Given the records below, pull every line with the word "security" into the answer.

Excerpted data section start

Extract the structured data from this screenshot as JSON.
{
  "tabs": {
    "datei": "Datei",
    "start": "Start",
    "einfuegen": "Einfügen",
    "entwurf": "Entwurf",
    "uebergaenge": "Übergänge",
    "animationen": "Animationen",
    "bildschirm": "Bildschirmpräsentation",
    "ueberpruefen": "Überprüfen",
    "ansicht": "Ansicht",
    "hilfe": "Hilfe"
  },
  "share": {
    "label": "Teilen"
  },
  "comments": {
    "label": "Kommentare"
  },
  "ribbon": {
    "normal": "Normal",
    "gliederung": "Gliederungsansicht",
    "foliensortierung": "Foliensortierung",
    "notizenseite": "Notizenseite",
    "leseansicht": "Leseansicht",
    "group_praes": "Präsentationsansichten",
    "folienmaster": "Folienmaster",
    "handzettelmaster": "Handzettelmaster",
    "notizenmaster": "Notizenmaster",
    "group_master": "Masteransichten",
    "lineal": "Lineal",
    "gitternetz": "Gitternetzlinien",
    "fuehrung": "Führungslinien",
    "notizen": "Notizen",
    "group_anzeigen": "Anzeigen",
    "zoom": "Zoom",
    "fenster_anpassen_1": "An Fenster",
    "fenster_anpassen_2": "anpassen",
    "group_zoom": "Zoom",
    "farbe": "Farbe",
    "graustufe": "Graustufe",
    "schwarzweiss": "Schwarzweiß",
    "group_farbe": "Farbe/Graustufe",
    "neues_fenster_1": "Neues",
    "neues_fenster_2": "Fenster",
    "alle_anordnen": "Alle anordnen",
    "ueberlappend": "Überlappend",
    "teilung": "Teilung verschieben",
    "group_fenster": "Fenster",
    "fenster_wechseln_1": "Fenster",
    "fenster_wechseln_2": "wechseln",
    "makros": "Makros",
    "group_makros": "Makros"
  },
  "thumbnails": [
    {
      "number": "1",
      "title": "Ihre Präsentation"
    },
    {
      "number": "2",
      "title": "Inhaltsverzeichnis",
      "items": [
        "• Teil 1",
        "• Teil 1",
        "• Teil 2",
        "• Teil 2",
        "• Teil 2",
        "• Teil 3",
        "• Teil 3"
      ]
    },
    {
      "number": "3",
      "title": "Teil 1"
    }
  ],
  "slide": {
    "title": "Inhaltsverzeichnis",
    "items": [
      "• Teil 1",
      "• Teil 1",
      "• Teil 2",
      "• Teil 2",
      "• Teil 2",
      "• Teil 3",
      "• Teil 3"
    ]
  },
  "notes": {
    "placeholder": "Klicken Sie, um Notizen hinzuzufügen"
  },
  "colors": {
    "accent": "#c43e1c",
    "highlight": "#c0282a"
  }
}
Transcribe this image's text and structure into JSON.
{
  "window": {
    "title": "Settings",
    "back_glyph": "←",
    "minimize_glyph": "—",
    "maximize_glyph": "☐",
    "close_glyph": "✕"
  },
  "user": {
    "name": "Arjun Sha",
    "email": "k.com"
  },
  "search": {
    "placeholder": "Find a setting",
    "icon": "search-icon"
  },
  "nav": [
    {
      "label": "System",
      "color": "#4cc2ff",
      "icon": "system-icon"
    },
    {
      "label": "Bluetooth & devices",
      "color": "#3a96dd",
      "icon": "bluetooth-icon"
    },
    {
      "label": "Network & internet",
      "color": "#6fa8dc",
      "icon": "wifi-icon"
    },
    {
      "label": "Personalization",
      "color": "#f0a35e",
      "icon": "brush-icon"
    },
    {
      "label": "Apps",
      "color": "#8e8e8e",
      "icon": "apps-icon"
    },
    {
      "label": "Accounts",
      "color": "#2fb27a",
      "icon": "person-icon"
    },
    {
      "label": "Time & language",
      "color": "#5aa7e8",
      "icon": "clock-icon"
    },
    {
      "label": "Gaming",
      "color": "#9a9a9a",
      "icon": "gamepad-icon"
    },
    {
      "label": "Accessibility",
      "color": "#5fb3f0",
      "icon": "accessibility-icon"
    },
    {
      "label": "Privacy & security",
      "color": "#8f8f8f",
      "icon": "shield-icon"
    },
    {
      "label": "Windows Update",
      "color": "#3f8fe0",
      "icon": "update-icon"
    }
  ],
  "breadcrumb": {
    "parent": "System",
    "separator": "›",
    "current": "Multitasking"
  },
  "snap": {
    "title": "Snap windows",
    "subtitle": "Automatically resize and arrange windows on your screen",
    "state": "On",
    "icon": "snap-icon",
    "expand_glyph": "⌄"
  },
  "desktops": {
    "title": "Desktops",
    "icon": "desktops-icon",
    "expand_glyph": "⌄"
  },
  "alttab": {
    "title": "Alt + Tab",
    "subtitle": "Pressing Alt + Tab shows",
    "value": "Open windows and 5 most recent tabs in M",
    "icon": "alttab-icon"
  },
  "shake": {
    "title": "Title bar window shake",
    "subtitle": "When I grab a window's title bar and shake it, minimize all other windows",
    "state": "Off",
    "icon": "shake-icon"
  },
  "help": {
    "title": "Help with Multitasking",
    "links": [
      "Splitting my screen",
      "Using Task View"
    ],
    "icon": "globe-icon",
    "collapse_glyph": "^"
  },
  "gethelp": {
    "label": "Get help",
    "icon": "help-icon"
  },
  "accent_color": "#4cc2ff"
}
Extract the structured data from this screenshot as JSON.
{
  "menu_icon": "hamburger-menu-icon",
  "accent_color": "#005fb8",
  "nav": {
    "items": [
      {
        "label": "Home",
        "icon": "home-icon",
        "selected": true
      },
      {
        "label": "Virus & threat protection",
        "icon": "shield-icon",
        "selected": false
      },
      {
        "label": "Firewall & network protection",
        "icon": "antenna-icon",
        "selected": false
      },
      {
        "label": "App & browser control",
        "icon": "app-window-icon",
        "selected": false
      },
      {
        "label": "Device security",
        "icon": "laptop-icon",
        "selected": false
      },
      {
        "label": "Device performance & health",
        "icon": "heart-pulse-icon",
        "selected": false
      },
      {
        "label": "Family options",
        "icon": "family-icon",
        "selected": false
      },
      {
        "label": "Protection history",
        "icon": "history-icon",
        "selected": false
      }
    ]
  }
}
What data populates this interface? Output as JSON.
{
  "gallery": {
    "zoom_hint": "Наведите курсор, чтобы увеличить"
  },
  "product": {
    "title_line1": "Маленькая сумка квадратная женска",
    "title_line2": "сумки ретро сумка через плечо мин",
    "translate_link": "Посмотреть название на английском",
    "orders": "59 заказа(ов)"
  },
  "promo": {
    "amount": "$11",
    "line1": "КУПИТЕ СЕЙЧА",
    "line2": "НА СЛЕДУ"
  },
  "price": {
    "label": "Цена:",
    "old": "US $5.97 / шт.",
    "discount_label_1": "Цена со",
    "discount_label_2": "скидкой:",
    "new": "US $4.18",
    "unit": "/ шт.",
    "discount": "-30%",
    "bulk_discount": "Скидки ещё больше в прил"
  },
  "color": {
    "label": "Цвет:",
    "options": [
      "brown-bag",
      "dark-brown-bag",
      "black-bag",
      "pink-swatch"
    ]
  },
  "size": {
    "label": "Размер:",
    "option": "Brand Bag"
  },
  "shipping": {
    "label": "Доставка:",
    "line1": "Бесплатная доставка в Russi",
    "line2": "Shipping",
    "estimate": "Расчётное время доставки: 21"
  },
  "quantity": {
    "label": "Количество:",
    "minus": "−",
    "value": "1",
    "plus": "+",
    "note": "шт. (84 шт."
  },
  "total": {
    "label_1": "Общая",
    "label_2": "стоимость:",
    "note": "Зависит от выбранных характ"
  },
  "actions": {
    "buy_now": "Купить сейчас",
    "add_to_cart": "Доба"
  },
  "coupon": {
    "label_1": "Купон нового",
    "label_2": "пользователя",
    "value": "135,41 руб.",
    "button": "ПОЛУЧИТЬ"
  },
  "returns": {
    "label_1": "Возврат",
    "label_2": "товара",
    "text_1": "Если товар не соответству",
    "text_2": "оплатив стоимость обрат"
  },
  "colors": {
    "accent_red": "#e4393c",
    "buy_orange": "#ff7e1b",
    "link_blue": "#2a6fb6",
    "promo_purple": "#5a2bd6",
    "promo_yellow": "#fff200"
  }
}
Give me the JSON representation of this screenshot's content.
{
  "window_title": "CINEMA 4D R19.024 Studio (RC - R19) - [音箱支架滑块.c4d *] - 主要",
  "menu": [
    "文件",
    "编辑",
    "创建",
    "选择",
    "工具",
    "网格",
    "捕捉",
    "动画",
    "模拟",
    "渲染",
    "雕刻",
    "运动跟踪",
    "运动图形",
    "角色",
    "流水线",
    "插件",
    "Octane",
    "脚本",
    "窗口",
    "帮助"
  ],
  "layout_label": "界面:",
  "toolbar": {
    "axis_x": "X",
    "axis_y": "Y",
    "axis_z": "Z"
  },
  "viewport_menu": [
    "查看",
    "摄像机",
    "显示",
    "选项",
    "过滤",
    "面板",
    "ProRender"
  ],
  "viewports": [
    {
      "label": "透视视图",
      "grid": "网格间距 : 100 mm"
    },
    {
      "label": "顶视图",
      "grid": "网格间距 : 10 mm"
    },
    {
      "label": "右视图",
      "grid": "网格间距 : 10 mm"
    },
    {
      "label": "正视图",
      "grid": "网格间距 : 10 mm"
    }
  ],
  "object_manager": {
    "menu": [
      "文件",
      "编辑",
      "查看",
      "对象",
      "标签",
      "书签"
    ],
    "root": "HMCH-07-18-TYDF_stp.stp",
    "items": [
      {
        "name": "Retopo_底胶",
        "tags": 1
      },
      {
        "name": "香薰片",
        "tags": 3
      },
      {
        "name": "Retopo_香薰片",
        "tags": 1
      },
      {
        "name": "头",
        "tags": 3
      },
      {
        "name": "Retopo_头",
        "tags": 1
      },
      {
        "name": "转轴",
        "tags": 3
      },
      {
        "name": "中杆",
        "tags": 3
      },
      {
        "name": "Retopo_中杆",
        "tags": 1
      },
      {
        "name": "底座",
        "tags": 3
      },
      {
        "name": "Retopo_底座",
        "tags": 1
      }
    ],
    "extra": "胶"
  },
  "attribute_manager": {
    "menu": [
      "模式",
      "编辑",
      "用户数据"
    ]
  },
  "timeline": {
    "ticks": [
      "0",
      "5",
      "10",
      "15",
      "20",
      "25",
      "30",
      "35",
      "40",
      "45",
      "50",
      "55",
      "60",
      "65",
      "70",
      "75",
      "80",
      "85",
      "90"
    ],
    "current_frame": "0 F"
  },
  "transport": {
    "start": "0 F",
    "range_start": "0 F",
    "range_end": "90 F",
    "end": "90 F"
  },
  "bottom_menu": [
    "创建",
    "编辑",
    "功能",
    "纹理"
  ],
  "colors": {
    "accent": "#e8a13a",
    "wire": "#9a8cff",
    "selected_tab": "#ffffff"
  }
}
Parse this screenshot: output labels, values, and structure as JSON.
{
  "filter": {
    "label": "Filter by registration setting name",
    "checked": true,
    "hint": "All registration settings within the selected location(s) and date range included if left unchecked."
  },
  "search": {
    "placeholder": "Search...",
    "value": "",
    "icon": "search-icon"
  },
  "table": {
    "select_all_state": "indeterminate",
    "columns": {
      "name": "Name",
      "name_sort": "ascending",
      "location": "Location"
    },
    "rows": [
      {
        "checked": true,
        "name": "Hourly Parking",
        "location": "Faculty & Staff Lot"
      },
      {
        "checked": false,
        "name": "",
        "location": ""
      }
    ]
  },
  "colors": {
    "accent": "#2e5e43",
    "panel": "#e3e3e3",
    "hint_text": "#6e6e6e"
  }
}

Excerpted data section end

Solution to this exercise →
      "label": "Privacy & security",
        "label": "Device security",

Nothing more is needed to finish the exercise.